On 24 October Foreign Ministers Frank‑Walter Steinmeier and Bert Koenders used their first bilateral to sign the Ems‑Dollart Treaty and “draw a line under an old conflict between Germany and the Netherlands”.
On 24 October Foreign Minister Steinmeier met his Netherlands counterpart Bert Koenders in the German‑Netherlands border region. During a crossing from Emden to Delfzijl on the vessel “Neuwerk”, the two Foreign Ministers signed the Ems‑Dollart Treaty, which regulates the commercial use of the coastal sea between three and twelve nautical miles from the coast.
Foreign Minister Steinmeier issued the following statement on the signing of the agreement:
Today we were able to draw a line under an old conflict between Germany and the Netherlands. The Ems‑Dollart Treaty provides the maritime economy with legal certainty on both sides of the Ems estuary.
This will promote investment and growth in the region. Instead of becoming caught up in questions of border demarcation, we are providing shipping, wind park constructors and the port industry with pragmatic, mutually beneficial solutions.
Here in the Ems estuary it is possible to see in concrete terms how cooperating rather than closing oneself off provides better results. Germany and the Netherlands are demonstrating how conflicts can be resolved through good neighbourly relations.
Before the signing ceremony on the “Neuwerk”, the two Ministers had met over a working luncheon in Emden for political talks focusing on relations between Germany and the Netherlands and on current international issues. This was the first bilateral between the two Foreign Ministers since Mr Koenders took office on 17 October.
Treaty with a long history
The border demarcation between Germany and the Netherlands in the Ems estuary has long been disputed. The Ems‑Dollart Treaty of 1960 and its additional instruments previously regulated all practical questions relating to the stretch of sea between zero and three nautical miles from the coast. However, these rules do not refer to the sea between 3 and 12 nautical miles from the coast.
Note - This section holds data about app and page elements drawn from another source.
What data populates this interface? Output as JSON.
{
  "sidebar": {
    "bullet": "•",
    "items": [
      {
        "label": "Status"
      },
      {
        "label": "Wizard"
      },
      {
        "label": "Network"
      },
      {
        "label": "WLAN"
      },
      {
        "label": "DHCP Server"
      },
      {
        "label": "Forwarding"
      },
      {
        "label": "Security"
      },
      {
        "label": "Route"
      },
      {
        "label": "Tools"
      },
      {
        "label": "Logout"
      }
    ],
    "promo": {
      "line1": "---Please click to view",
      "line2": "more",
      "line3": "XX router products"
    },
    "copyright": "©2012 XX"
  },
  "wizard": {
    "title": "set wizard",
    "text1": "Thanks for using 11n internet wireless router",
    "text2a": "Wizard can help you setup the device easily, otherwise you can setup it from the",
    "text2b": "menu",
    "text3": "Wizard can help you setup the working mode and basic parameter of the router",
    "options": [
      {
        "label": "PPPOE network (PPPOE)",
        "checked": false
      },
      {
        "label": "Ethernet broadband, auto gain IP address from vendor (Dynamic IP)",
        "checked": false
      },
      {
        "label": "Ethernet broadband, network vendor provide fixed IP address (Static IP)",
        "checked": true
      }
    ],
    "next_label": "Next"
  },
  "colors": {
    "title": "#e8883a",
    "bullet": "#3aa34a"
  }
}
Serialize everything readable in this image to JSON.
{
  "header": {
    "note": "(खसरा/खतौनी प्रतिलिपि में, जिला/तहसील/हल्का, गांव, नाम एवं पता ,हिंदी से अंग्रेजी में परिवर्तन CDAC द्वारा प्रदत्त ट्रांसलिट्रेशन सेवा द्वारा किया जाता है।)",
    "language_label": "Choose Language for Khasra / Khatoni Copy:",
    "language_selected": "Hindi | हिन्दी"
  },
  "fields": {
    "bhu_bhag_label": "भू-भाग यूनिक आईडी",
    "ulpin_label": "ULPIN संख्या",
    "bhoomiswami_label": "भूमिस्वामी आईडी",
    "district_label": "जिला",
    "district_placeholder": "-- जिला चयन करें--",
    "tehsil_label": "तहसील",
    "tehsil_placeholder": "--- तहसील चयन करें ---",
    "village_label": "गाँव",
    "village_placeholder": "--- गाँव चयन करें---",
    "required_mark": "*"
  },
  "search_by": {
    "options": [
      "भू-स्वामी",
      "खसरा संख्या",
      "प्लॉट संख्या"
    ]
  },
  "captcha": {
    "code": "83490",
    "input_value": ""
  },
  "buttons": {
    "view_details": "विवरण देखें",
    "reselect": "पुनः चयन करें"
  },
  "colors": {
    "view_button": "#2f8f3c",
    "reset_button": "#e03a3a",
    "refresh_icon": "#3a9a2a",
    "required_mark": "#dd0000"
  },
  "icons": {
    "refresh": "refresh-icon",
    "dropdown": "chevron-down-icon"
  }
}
This gap has led to problems, particularly following the construction of an offshore wind farm in the disputed sea area.
Following preparatory talks which took place between 2011 and 2013, a practical compromise was reached in August 2013 at a meeting of the chief negotiators in Delfzijl. In five negotiation rounds in Berlin and The Hague, this political compromise was then converted into an international treaty, which was signed by Foreign Ministers Steinmeier and Koenders at a ceremony on the high sea on 24 October. Open questions and issues which arise in everyday affairs will be discussed and resolved within the format of joint, cross‑border cooperation, such as the Westerems Commission.
Resolving conflicts in a spirit of good‑neighbourliness
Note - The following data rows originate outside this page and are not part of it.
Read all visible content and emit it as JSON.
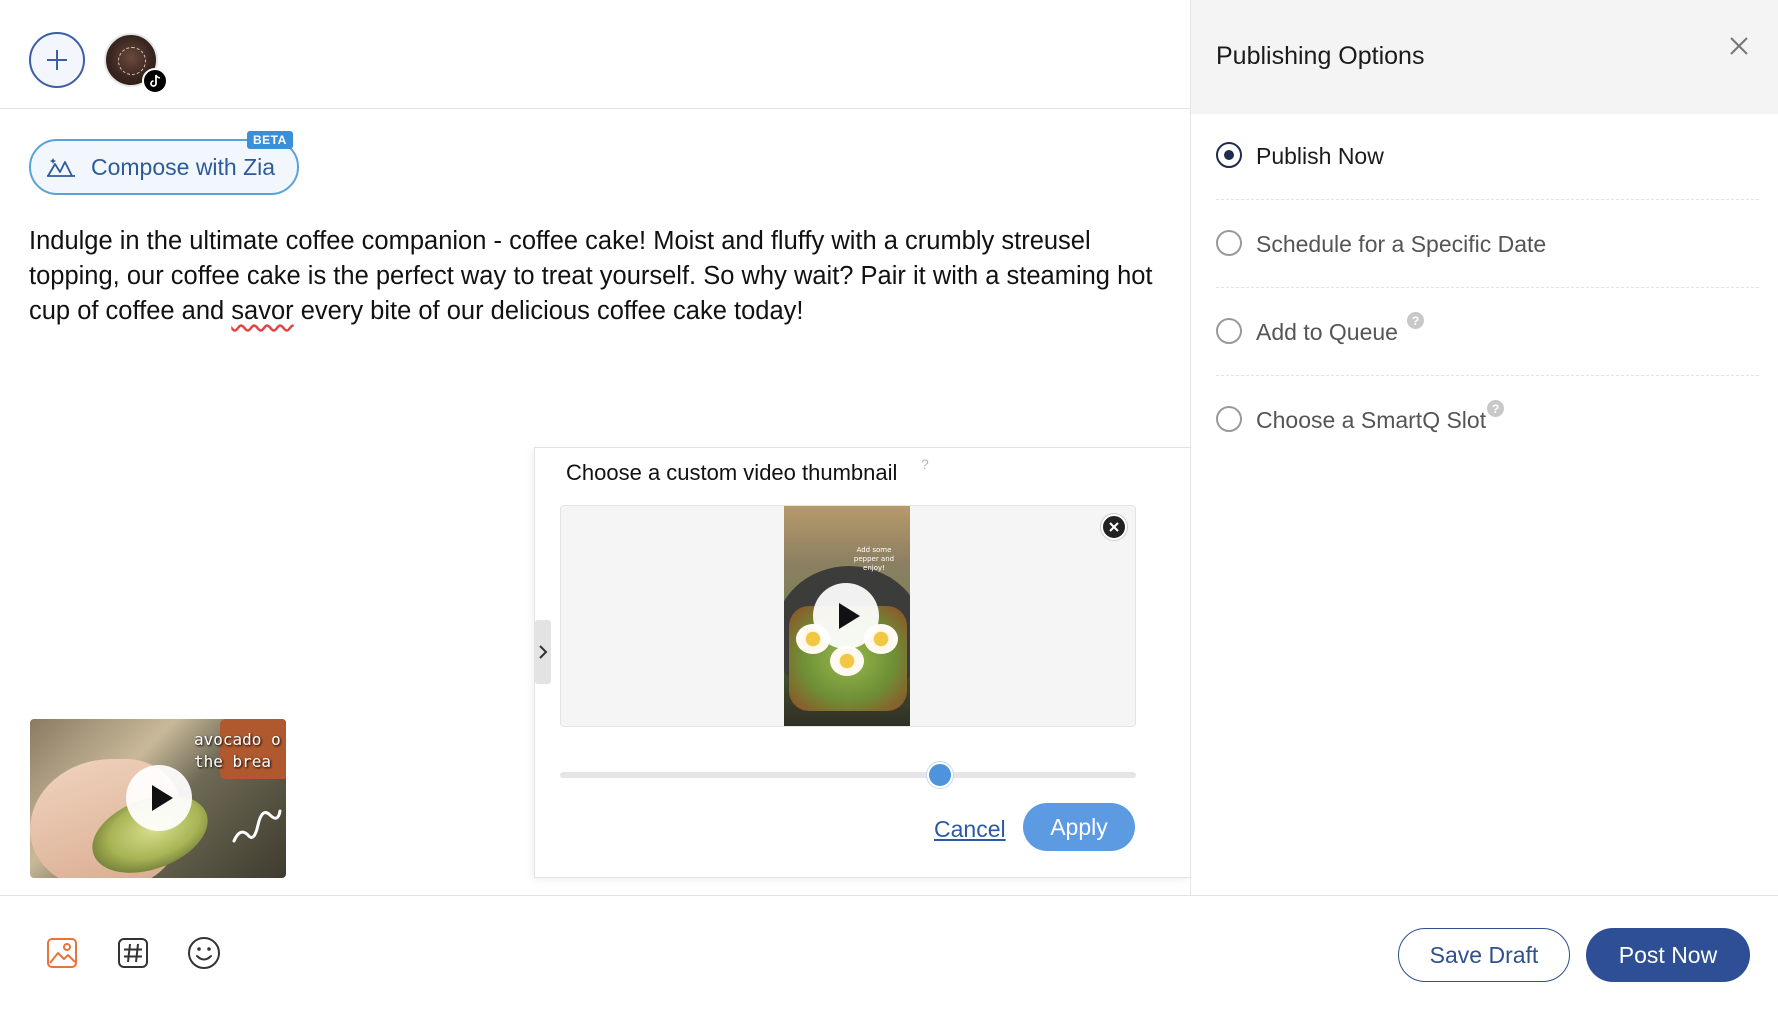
{
  "compose": {
    "zia_label": "Compose with Zia",
    "beta_badge": "BETA",
    "post_text_before": "Indulge in the ultimate coffee companion - coffee cake! Moist and fluffy with a crumbly streusel topping, our coffee cake is the perfect way to treat yourself. So why wait? Pair it with a steaming hot cup of coffee and ",
    "post_text_misspelled": "savor",
    "post_text_after": " every bite of our delicious coffee cake today!",
    "attached_video_overlay_text": "avocado o the brea"
  },
  "thumbnail_chooser": {
    "title": "Choose a custom video thumbnail",
    "help": "?",
    "frame_text": "Add some pepper and enjoy!",
    "slider_position_fraction": 0.66,
    "cancel_label": "Cancel",
    "apply_label": "Apply"
  },
  "toolbar": {
    "icons": [
      "image-icon",
      "hashtag-icon",
      "emoji-icon"
    ],
    "save_draft_label": "Save Draft",
    "post_now_label": "Post Now"
  },
  "publishing_panel": {
    "title": "Publishing Options",
    "options": [
      {
        "label": "Publish Now",
        "selected": true,
        "help": false
      },
      {
        "label": "Schedule for a Specific Date",
        "selected": false,
        "help": false
      },
      {
        "label": "Add to Queue",
        "selected": false,
        "help": true
      },
      {
        "label": "Choose a SmartQ Slot",
        "selected": false,
        "help": true
      }
    ],
    "help_glyph": "?"
  },
  "colors": {
    "primary": "#2e4f95",
    "accent_blue": "#5c9be2",
    "zia_border": "#5aa3d8",
    "image_icon": "#e8743b"
  }
}
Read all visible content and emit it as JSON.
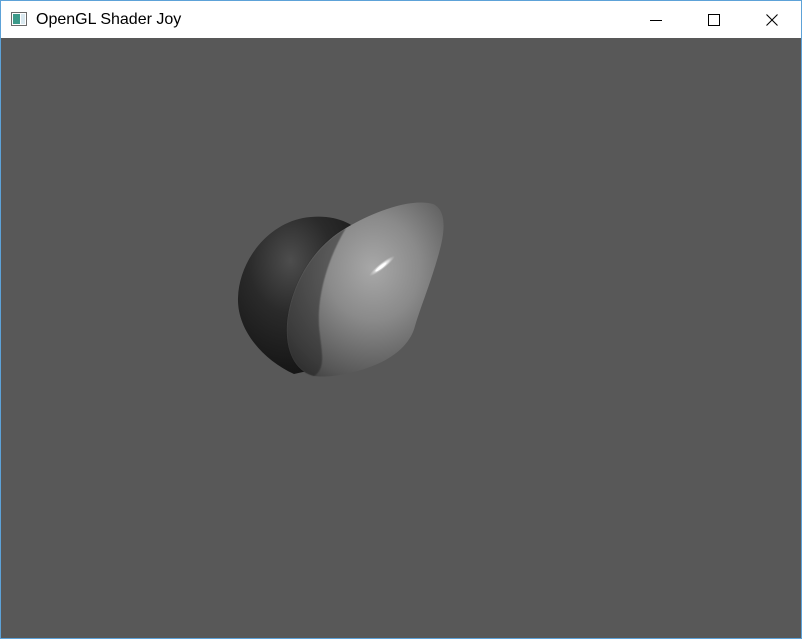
{
  "window": {
    "title": "OpenGL Shader Joy",
    "app_icon": "window-icon",
    "controls": [
      {
        "name": "minimize",
        "icon": "minimize-icon"
      },
      {
        "name": "maximize",
        "icon": "maximize-icon"
      },
      {
        "name": "close",
        "icon": "close-icon"
      }
    ]
  },
  "viewport": {
    "background_color": "#585858",
    "object": "shaded-3d-blob"
  }
}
The Ems‑Dollart Treaty governs the most important points of practical relevance:
|(1) The construction of the Riffgat wind farm will be provided with a firm grounding in terms of international law.|
|(2) The authority to issue permits for submarine cables, pipelines and wind power plants as well as rights of exploitation and use is accorded following the line stipulated in the 1964 treaty between Germany and the Netherlands on their continental shelf border.|
|(3) Access to the high seas from the ports of Emden, which is an important terminal for the German car industry, Delfzijl and Eemshaven will not be affected.|
|(4) Overall management of maritime traffic will be brought together and conducted by a joint transport control centre on the basis of jointly‑agreed principles.|